Dataset excerpts =>

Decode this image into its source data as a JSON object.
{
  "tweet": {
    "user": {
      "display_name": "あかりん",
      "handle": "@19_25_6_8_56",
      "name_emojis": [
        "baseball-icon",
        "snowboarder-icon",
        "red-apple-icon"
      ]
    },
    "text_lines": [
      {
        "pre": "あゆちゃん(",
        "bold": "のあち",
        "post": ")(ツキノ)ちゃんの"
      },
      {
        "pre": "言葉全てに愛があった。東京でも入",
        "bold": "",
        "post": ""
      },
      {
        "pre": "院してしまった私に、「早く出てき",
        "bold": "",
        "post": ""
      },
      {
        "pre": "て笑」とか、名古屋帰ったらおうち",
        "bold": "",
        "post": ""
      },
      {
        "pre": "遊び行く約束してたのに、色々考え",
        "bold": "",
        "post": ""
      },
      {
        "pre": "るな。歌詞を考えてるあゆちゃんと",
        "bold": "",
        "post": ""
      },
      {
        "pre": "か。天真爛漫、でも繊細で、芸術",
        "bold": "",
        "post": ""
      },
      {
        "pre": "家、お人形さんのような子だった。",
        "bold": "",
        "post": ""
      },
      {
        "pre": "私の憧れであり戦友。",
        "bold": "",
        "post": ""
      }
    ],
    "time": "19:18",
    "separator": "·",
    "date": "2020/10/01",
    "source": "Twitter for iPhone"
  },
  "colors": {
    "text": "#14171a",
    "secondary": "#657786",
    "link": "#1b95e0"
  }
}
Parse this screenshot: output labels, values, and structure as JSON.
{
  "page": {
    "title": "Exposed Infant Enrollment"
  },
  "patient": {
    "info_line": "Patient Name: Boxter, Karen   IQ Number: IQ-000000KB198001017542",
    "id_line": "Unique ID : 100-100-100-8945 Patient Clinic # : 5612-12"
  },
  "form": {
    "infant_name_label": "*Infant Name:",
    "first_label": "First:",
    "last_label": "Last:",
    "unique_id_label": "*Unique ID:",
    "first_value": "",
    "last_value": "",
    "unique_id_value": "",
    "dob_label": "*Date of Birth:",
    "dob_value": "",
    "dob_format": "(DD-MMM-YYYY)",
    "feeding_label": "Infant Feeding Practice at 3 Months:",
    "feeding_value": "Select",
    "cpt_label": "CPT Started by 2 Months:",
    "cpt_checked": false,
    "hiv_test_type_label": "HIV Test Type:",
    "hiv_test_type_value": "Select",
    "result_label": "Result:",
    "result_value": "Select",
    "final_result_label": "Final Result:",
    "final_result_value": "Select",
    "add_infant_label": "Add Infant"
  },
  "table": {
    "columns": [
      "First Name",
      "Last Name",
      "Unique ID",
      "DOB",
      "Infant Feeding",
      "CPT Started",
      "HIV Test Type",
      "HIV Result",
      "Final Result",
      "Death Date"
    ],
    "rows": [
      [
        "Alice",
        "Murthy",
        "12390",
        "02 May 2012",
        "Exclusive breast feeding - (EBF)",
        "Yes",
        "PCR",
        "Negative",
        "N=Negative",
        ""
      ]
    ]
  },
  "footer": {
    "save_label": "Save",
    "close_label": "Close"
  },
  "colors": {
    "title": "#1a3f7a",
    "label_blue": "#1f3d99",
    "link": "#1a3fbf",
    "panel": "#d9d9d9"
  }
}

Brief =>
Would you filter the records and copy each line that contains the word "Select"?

Answer to this problem =>
    "feeding_value": "Select",
    "hiv_test_type_value": "Select",
    "result_value": "Select",
    "final_result_value": "Select",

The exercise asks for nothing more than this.